Introduction & Learning Objectives
Oftentimes, we will immediately think of being anonymous when we do not want others to recognize us in the telling of our stories. There is no doubt that anonymity has played a particularly huge role in making it easier to tell difficult stories, especially when these stories speak of atrocious human rights violations and there is a continuous need to protect the storyteller or to reduce the sense of vulnerability and targeted persecution of a marginalized individual or community.
This section is aimed to expand our understanding of anonymity and how it is never a permanent state of non-identifiability. “Anonymity”, in practice, generally means to be nameless and faceless. However, you can be recognizable despite being nameless and faceless and this section explains how this can be possible. The section asks that we shift our focus on security and our safety in telling our stories or first person narratives by better understanding digital identifiability. By the end of this section, the participants will:

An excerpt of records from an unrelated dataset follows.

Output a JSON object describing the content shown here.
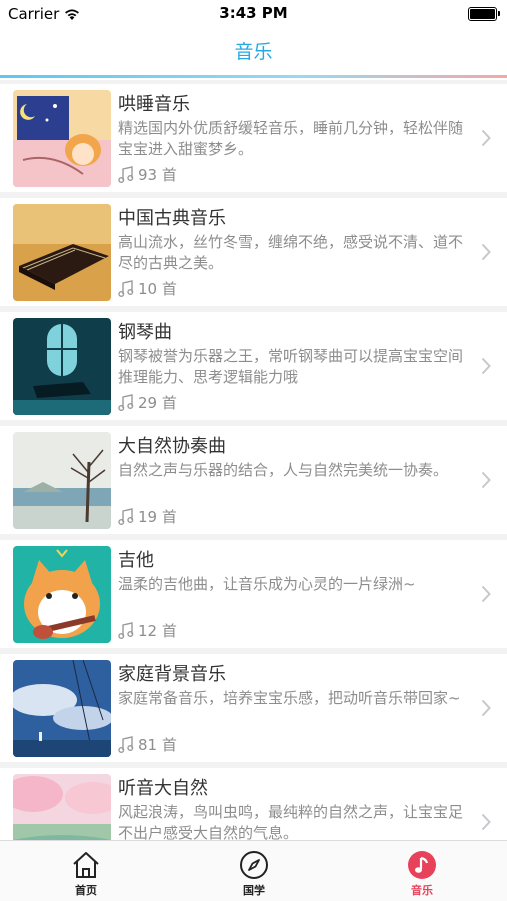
{
  "status": {
    "carrier": "Carrier",
    "time": "3:43 PM"
  },
  "header": {
    "title": "音乐"
  },
  "items": [
    {
      "name": "哄睡音乐",
      "desc": "精选国内外优质舒缓轻音乐，睡前几分钟，轻松伴随宝宝进入甜蜜梦乡。",
      "count": "93 首"
    },
    {
      "name": "中国古典音乐",
      "desc": "高山流水，丝竹冬雪，缠绵不绝，感受说不清、道不尽的古典之美。",
      "count": "10 首"
    },
    {
      "name": "钢琴曲",
      "desc": "钢琴被誉为乐器之王，常听钢琴曲可以提高宝宝空间推理能力、思考逻辑能力哦",
      "count": "29 首"
    },
    {
      "name": "大自然协奏曲",
      "desc": "自然之声与乐器的结合，人与自然完美统一协奏。",
      "count": "19 首"
    },
    {
      "name": "吉他",
      "desc": "温柔的吉他曲，让音乐成为心灵的一片绿洲~",
      "count": "12 首"
    },
    {
      "name": "家庭背景音乐",
      "desc": "家庭常备音乐，培养宝宝乐感，把动听音乐带回家~",
      "count": "81 首"
    },
    {
      "name": "听音大自然",
      "desc": "风起浪涛，鸟叫虫鸣，最纯粹的自然之声，让宝宝足不出户感受大自然的气息。",
      "count": ""
    }
  ],
  "tabs": [
    {
      "label": "首页",
      "icon": "home-icon"
    },
    {
      "label": "国学",
      "icon": "compass-icon"
    },
    {
      "label": "音乐",
      "icon": "music-note-icon"
    }
  ],
  "colors": {
    "accent": "#27a9e3",
    "active_tab": "#e8415a"
  }
}
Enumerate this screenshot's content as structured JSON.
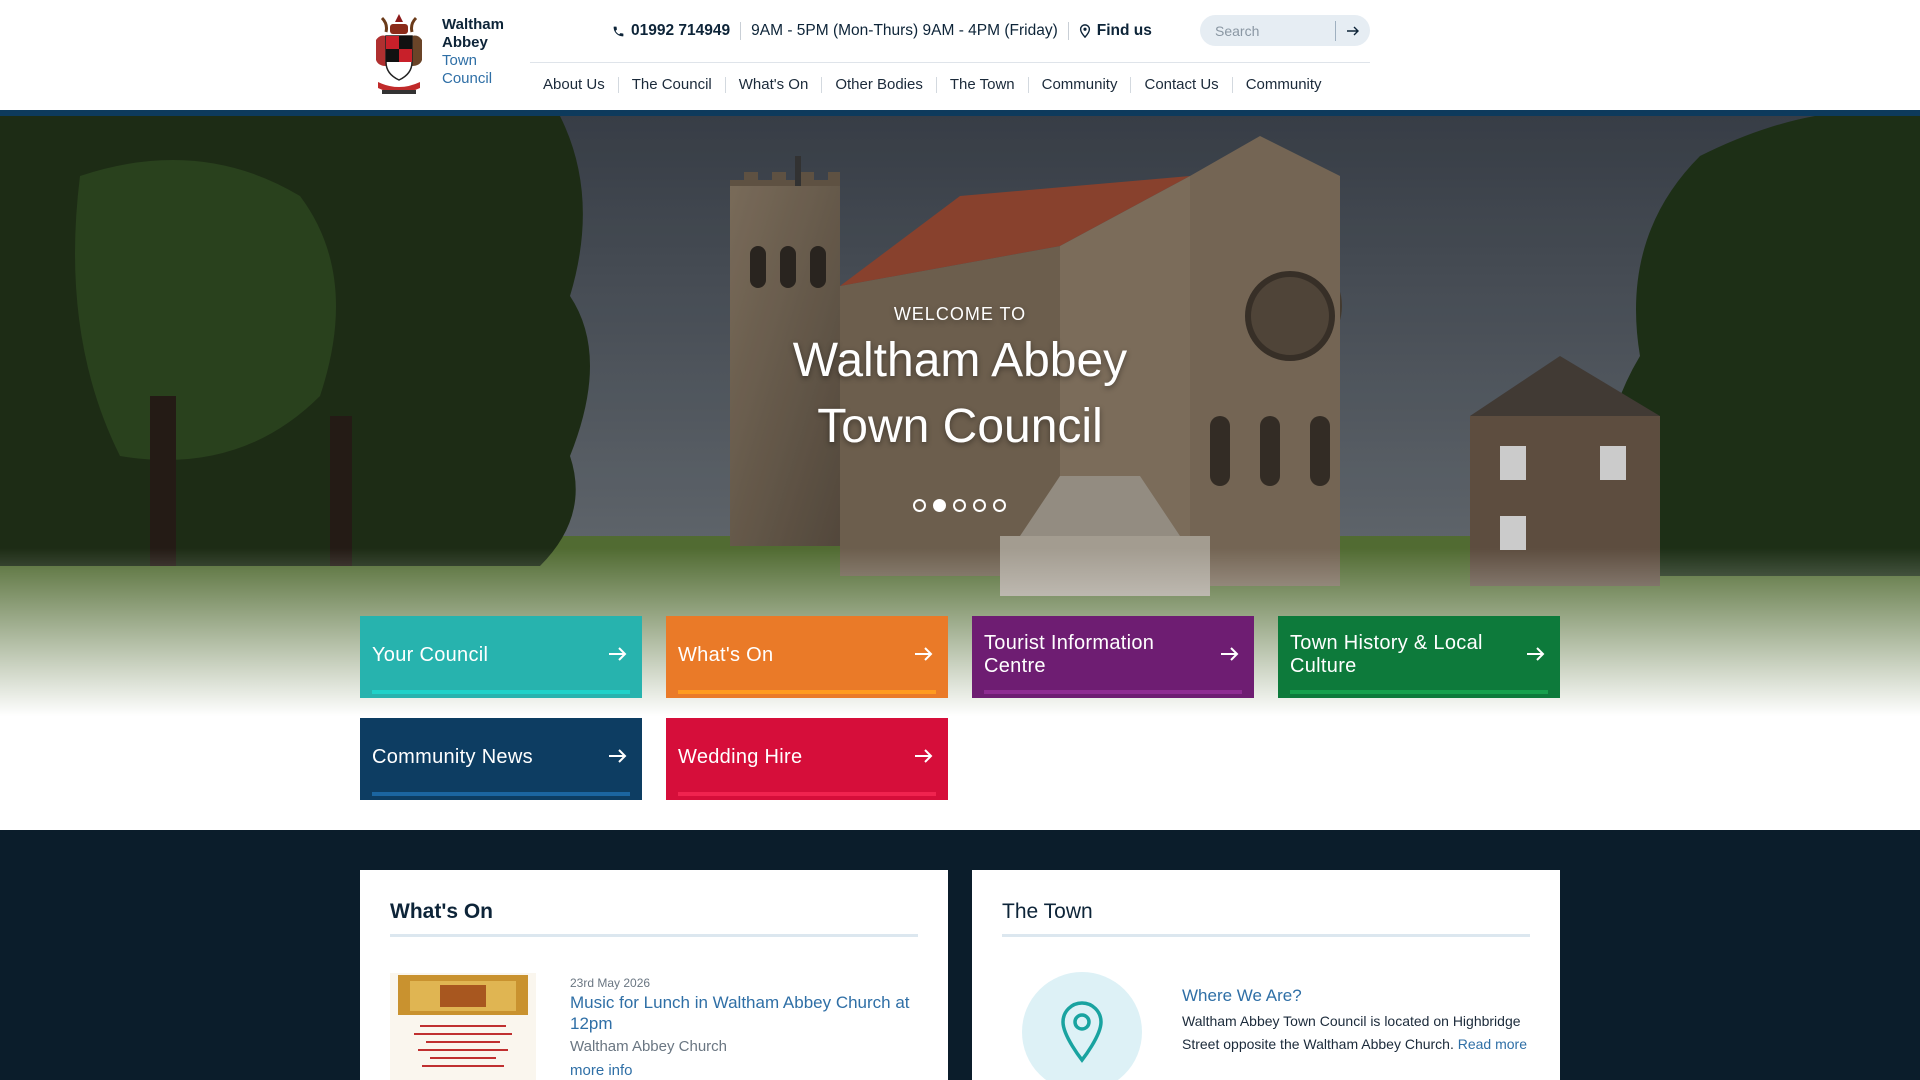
{
  "logo": {
    "line1": "Waltham",
    "line2": "Abbey",
    "line3": "Town",
    "line4": "Council"
  },
  "topbar": {
    "phone": "01992 714949",
    "hours": "9AM - 5PM (Mon-Thurs) 9AM - 4PM (Friday)",
    "find_us": "Find us",
    "search_placeholder": "Search"
  },
  "nav": [
    "About Us",
    "The Council",
    "What's On",
    "Other Bodies",
    "The Town",
    "Community",
    "Contact Us",
    "Community"
  ],
  "hero": {
    "kicker": "WELCOME TO",
    "title_line1": "Waltham Abbey",
    "title_line2": "Town Council",
    "slide_count": 5,
    "active_slide": 2
  },
  "tiles": [
    {
      "label": "Your Council",
      "color": "#27b3ae",
      "line": "#1fd2c9"
    },
    {
      "label": "What's On",
      "color": "#ea7a28",
      "line": "#ff9a1f"
    },
    {
      "label": "Tourist Information Centre",
      "color": "#6e1d72",
      "line": "#8e2c92"
    },
    {
      "label": "Town History & Local Culture",
      "color": "#0d7a3b",
      "line": "#16a04d"
    },
    {
      "label": "Community News",
      "color": "#0d3d62",
      "line": "#1b65a0"
    },
    {
      "label": "Wedding Hire",
      "color": "#d60e3a",
      "line": "#f0234f"
    }
  ],
  "whats_on": {
    "heading": "What's On",
    "event": {
      "date": "23rd May 2026",
      "title": "Music for Lunch in Waltham Abbey Church at 12pm",
      "venue": "Waltham Abbey Church",
      "more": "more info"
    }
  },
  "the_town": {
    "heading": "The Town",
    "subheading": "Where We Are?",
    "body": "Waltham Abbey Town Council is located on Highbridge Street opposite the Waltham Abbey Church.",
    "read_more": "Read more"
  }
}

- Gain an increased understanding of the link between anonymity and safety.
- Be able to identify the difference between anonymity and non-identifiability.
- Gain an increased understanding of the importance of establishing trustworthiness and credibility in storytelling, especially if it is in relation to discrimination, stigma and violence.

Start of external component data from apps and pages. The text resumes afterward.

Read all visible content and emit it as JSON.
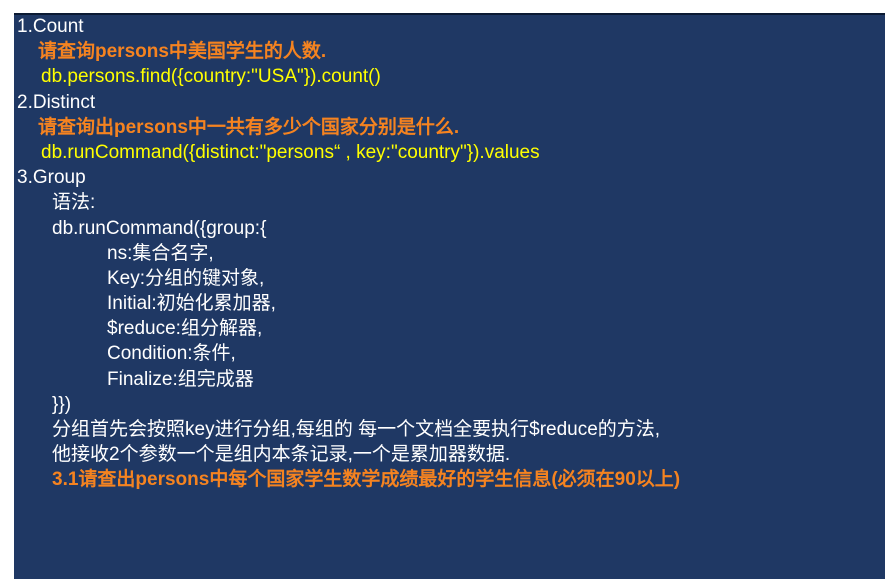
{
  "colors": {
    "background": "#1f3864",
    "text": "#ffffff",
    "question": "#f58320",
    "code": "#ffff00"
  },
  "lines": {
    "count_heading": "1.Count",
    "count_question": "请查询persons中美国学生的人数.",
    "count_code": "db.persons.find({country:\"USA\"}).count()",
    "distinct_heading": "2.Distinct",
    "distinct_question": "请查询出persons中一共有多少个国家分别是什么.",
    "distinct_code": "db.runCommand({distinct:\"persons“ , key:\"country\"}).values",
    "group_heading": "3.Group",
    "syntax_label": "语法:",
    "group_open": "db.runCommand({group:{",
    "group_ns": "ns:集合名字,",
    "group_key": "Key:分组的键对象,",
    "group_initial": "Initial:初始化累加器,",
    "group_reduce": "$reduce:组分解器,",
    "group_condition": "Condition:条件,",
    "group_finalize": "Finalize:组完成器",
    "group_close": "}})",
    "desc_1": "分组首先会按照key进行分组,每组的 每一个文档全要执行$reduce的方法,",
    "desc_2": "他接收2个参数一个是组内本条记录,一个是累加器数据.",
    "group_question": "3.1请查出persons中每个国家学生数学成绩最好的学生信息(必须在90以上)"
  }
}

- Understand the link between metadata and safety in digital storytelling.